WHAT TO WORK ON:
Every line below that holds "true" must be copied.

DATA SHOWN:
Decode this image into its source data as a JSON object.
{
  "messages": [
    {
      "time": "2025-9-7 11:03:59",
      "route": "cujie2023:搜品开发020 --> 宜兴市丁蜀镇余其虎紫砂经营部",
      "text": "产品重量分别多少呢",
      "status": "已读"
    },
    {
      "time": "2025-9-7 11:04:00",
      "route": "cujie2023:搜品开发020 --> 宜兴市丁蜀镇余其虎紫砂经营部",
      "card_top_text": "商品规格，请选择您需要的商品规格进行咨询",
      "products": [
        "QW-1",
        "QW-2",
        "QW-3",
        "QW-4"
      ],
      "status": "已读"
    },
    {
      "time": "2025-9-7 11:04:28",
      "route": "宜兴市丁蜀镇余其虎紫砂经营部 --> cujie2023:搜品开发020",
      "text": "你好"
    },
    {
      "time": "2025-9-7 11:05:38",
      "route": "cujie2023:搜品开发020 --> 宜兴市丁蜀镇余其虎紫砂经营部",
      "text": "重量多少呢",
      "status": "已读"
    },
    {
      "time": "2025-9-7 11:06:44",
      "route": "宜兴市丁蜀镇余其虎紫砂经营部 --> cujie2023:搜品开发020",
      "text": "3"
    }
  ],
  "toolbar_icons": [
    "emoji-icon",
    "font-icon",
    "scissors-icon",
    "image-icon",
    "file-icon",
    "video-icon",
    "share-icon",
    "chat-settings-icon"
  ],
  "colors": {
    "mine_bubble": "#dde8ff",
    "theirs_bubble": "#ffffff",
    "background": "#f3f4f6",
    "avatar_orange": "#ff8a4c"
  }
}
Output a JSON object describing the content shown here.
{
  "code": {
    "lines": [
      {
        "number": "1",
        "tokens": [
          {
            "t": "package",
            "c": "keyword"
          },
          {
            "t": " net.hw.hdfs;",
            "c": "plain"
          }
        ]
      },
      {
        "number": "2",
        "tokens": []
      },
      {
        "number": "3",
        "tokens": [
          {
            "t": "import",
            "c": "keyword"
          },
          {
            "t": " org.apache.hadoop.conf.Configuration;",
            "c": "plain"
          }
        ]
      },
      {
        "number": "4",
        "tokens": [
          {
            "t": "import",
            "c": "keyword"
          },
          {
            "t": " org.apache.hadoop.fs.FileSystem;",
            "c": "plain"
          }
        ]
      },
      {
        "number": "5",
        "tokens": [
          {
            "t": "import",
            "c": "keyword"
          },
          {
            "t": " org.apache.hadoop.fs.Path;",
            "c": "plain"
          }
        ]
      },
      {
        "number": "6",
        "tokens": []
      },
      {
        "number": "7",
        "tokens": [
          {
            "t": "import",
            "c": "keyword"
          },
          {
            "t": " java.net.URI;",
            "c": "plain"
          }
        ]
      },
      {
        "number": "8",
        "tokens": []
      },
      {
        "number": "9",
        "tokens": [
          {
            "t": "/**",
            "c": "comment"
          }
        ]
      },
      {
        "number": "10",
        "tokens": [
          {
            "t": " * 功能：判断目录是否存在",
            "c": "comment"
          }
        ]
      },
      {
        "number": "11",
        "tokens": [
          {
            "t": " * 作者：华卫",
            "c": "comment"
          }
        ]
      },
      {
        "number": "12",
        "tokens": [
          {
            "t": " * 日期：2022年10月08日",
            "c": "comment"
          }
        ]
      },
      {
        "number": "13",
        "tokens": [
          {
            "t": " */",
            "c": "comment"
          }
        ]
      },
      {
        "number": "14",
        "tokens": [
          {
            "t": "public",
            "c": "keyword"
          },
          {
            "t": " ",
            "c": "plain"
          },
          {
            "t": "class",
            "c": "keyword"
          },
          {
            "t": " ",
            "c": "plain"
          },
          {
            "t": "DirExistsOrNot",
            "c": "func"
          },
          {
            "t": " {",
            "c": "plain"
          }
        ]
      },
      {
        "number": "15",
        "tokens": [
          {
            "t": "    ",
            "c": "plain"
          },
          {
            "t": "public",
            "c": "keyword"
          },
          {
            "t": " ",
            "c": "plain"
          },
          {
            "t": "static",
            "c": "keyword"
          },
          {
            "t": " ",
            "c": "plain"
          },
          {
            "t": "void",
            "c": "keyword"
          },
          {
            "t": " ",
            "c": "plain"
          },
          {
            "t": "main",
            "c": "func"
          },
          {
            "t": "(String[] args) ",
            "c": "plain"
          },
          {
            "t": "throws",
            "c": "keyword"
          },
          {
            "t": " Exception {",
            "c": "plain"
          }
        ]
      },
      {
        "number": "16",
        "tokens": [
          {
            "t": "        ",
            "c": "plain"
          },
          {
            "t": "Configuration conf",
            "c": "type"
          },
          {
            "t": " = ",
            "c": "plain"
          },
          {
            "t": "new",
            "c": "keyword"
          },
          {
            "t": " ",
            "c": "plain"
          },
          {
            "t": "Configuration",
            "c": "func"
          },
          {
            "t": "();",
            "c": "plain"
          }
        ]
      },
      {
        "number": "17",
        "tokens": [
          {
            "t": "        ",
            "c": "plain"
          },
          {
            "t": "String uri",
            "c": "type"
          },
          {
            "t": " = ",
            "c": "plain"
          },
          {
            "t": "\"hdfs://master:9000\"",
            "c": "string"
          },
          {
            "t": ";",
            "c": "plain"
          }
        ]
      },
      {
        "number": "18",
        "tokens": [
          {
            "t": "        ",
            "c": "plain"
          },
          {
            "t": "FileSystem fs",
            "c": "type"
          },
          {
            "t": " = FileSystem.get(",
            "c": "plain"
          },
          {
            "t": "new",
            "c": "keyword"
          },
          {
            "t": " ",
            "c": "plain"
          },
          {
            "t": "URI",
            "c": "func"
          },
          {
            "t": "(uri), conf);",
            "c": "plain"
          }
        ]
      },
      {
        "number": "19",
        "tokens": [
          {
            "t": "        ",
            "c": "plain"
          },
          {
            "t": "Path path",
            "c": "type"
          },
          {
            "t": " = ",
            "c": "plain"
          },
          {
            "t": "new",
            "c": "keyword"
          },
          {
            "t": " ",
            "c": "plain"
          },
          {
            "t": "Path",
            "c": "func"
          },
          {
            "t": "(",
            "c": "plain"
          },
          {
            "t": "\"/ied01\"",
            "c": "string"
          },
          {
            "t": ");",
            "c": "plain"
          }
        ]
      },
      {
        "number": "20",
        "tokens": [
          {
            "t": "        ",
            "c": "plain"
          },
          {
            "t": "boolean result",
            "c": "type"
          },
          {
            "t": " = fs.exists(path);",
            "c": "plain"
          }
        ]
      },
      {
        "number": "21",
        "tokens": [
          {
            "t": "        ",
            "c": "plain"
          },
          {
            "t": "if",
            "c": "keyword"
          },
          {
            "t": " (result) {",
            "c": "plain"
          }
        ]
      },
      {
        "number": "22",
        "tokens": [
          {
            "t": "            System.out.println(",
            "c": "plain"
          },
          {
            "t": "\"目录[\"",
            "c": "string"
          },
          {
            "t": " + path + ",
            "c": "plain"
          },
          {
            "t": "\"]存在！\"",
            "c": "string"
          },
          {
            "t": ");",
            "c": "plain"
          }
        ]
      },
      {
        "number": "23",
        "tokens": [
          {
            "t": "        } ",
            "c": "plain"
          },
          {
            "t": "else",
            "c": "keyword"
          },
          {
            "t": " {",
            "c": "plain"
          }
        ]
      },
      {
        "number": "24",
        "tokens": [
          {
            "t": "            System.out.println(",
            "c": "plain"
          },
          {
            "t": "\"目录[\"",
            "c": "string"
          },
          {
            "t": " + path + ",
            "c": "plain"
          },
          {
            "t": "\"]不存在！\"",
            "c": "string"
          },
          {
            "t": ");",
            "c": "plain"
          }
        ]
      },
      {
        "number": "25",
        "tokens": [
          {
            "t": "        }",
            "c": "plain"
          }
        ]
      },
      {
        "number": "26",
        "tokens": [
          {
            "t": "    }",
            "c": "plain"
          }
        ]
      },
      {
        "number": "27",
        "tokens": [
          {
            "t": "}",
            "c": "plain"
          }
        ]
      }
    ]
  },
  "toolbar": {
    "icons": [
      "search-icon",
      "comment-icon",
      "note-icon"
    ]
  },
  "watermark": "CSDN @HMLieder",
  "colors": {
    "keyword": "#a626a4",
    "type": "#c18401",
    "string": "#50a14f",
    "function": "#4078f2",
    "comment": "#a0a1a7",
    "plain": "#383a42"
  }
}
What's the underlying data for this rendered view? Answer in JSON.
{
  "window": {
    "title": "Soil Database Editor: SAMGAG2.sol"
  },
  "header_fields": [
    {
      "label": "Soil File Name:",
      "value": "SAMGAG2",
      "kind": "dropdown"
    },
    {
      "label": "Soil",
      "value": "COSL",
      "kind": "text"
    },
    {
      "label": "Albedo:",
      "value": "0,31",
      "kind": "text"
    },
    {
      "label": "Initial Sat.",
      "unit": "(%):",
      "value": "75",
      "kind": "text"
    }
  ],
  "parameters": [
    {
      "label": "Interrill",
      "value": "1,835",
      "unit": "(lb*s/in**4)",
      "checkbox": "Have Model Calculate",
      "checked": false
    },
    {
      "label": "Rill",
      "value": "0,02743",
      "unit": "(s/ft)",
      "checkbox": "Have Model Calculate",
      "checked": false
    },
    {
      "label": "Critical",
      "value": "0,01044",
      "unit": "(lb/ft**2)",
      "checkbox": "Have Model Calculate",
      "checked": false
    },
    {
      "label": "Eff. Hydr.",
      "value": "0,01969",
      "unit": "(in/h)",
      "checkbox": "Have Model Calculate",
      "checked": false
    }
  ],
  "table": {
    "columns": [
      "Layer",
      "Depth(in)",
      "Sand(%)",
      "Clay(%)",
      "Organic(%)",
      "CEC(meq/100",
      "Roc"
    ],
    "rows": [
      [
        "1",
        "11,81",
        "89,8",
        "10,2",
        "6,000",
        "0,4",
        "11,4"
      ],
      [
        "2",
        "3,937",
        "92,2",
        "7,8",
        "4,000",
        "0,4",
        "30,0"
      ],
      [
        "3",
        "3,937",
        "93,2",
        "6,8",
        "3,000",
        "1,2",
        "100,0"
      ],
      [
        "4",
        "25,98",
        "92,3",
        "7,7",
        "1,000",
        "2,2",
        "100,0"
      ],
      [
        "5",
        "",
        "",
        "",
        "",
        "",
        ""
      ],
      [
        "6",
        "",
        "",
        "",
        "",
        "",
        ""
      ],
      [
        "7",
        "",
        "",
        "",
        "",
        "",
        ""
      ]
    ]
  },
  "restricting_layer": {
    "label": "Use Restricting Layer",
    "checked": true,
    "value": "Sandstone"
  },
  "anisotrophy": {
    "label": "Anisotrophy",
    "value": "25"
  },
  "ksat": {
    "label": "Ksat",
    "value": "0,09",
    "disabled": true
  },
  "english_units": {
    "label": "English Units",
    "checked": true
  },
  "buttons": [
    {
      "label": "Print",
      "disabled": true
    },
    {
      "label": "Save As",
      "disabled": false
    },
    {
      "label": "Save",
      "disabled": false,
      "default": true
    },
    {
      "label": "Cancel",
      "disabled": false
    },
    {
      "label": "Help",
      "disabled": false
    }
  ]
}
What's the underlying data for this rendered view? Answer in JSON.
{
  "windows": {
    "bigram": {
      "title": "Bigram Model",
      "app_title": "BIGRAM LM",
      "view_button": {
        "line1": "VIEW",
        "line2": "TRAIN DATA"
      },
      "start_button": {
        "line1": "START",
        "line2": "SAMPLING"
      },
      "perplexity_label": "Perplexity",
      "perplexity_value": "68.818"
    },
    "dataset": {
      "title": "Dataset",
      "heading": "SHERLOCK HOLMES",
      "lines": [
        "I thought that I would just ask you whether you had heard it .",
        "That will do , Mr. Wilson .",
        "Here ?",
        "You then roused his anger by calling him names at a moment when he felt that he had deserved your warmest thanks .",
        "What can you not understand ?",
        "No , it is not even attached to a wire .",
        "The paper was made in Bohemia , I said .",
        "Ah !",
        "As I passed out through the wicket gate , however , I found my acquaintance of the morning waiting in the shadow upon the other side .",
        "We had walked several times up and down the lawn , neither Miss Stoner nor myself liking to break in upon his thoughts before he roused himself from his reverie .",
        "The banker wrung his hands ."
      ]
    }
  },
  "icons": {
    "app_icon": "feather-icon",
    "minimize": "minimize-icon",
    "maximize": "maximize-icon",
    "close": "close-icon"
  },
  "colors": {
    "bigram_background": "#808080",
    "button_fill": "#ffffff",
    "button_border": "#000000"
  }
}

RESPONSE TO THIS TASK:
    "checked": true,
    "disabled": true
    "checked": true
      "disabled": true
      "default": true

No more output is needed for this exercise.